→ EXERCISE OBJECTIVE
Copy each of the records exactly; leave nothing out.

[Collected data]
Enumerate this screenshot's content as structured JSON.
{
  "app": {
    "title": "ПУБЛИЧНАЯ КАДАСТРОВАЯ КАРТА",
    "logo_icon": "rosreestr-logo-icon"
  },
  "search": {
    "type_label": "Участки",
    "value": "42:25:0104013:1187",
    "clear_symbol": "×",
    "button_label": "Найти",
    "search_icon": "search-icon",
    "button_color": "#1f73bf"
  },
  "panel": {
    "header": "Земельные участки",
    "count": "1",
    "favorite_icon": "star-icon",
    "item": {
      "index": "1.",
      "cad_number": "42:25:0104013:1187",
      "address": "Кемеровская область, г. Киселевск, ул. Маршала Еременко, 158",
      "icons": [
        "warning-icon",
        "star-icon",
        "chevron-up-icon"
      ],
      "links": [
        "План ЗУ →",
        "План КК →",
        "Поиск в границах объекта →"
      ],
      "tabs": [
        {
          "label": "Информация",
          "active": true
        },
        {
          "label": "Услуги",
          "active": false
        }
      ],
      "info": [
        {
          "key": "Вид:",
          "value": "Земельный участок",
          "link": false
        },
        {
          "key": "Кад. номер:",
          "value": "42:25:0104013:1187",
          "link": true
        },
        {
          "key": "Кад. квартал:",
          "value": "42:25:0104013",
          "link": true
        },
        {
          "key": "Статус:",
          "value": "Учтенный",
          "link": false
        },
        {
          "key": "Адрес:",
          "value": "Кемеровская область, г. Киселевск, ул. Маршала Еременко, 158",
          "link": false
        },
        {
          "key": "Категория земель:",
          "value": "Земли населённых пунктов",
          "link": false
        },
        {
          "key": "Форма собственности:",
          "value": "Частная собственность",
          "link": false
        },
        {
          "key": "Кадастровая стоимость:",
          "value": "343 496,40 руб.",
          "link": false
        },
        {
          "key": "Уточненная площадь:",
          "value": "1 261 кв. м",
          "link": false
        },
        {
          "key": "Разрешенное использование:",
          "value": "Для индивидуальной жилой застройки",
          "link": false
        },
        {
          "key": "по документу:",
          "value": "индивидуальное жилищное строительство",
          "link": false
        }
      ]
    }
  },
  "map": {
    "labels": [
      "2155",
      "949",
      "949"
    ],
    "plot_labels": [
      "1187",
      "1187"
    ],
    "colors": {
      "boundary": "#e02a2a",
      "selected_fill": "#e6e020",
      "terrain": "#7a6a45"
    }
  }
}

→ RESULT BELOW
Enumerate this screenshot's content as structured JSON.
{
  "app": {
    "title": "ПУБЛИЧНАЯ КАДАСТРОВАЯ КАРТА",
    "logo_icon": "rosreestr-logo-icon"
  },
  "search": {
    "type_label": "Участки",
    "value": "42:25:0104013:1187",
    "clear_symbol": "×",
    "button_label": "Найти",
    "search_icon": "search-icon",
    "button_color": "#1f73bf"
  },
  "panel": {
    "header": "Земельные участки",
    "count": "1",
    "favorite_icon": "star-icon",
    "item": {
      "index": "1.",
      "cad_number": "42:25:0104013:1187",
      "address": "Кемеровская область, г. Киселевск, ул. Маршала Еременко, 158",
      "icons": [
        "warning-icon",
        "star-icon",
        "chevron-up-icon"
      ],
      "links": [
        "План ЗУ →",
        "План КК →",
        "Поиск в границах объекта →"
      ],
      "tabs": [
        {
          "label": "Информация",
          "active": true
        },
        {
          "label": "Услуги",
          "active": false
        }
      ],
      "info": [
        {
          "key": "Вид:",
          "value": "Земельный участок",
          "link": false
        },
        {
          "key": "Кад. номер:",
          "value": "42:25:0104013:1187",
          "link": true
        },
        {
          "key": "Кад. квартал:",
          "value": "42:25:0104013",
          "link": true
        },
        {
          "key": "Статус:",
          "value": "Учтенный",
          "link": false
        },
        {
          "key": "Адрес:",
          "value": "Кемеровская область, г. Киселевск, ул. Маршала Еременко, 158",
          "link": false
        },
        {
          "key": "Категория земель:",
          "value": "Земли населённых пунктов",
          "link": false
        },
        {
          "key": "Форма собственности:",
          "value": "Частная собственность",
          "link": false
        },
        {
          "key": "Кадастровая стоимость:",
          "value": "343 496,40 руб.",
          "link": false
        },
        {
          "key": "Уточненная площадь:",
          "value": "1 261 кв. м",
          "link": false
        },
        {
          "key": "Разрешенное использование:",
          "value": "Для индивидуальной жилой застройки",
          "link": false
        },
        {
          "key": "по документу:",
          "value": "индивидуальное жилищное строительство",
          "link": false
        }
      ]
    }
  },
  "map": {
    "labels": [
      "2155",
      "949",
      "949"
    ],
    "plot_labels": [
      "1187",
      "1187"
    ],
    "colors": {
      "boundary": "#e02a2a",
      "selected_fill": "#e6e020",
      "terrain": "#7a6a45"
    }
  }
}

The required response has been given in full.